§ **Task details**:
Tally up the lines below that carry the word "data", answering with the figure alone.

[Collection entries]
● ● ●

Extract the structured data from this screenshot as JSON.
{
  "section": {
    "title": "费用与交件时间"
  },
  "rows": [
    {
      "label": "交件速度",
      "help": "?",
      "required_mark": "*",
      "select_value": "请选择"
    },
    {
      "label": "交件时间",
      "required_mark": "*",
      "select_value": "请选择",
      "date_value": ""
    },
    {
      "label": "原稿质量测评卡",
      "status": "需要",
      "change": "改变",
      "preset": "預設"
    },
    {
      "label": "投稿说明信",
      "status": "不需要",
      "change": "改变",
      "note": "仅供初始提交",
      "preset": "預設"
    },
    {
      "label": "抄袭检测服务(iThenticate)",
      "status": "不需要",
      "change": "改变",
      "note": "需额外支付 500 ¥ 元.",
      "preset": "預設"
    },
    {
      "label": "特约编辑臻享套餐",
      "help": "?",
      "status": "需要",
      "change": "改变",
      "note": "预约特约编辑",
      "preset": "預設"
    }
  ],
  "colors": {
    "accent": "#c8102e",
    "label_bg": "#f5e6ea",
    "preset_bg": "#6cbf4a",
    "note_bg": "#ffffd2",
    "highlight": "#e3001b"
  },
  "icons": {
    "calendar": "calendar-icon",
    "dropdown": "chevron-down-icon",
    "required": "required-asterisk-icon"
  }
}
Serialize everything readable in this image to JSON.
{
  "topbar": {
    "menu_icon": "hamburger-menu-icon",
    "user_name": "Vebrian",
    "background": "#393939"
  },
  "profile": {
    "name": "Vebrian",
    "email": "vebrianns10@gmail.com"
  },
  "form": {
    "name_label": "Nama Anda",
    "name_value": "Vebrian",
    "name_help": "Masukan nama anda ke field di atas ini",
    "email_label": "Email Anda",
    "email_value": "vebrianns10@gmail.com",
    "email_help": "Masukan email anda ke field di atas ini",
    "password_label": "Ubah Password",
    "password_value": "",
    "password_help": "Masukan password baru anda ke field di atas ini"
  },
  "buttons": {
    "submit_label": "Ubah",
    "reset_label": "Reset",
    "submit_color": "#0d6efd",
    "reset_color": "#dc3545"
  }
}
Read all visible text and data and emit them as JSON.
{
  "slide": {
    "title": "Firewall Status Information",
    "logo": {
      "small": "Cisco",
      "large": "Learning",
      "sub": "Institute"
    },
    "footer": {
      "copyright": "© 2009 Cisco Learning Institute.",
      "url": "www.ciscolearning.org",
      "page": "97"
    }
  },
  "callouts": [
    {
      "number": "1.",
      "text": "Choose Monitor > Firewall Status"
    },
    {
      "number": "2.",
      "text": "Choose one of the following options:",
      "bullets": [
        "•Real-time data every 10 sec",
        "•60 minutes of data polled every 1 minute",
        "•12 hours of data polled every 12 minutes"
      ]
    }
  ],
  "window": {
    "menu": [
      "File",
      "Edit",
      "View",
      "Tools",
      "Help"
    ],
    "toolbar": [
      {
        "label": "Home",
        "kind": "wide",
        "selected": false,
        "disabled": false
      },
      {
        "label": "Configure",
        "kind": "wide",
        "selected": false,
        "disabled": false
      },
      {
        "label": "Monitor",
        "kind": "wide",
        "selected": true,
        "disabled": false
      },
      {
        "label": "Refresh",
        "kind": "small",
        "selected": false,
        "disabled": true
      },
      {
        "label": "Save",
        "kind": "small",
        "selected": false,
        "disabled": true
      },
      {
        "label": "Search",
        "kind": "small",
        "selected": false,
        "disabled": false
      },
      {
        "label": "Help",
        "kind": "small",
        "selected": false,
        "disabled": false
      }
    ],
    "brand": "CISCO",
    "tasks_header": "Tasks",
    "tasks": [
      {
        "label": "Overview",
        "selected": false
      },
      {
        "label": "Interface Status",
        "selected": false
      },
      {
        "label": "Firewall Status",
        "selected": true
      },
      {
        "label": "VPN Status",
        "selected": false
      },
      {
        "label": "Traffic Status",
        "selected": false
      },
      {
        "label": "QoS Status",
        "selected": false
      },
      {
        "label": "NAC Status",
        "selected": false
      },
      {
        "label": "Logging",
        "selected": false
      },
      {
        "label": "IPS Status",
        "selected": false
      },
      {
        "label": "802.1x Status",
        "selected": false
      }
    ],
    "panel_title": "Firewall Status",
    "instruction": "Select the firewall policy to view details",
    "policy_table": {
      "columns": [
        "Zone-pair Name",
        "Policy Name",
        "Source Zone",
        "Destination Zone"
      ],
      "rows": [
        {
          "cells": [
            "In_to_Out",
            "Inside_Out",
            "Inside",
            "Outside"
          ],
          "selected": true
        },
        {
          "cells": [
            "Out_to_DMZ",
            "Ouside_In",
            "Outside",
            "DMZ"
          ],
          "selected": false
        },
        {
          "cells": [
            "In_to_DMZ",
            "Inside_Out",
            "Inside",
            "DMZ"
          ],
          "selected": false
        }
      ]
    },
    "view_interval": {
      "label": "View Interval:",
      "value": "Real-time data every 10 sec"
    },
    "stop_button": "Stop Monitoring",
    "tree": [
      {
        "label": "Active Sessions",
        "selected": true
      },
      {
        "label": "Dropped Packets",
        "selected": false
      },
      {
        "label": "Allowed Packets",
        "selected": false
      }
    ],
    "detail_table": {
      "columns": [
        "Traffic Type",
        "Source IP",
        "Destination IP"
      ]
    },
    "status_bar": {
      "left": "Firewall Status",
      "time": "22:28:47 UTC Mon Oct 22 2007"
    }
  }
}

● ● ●

§ **Reply to the exercise**:
6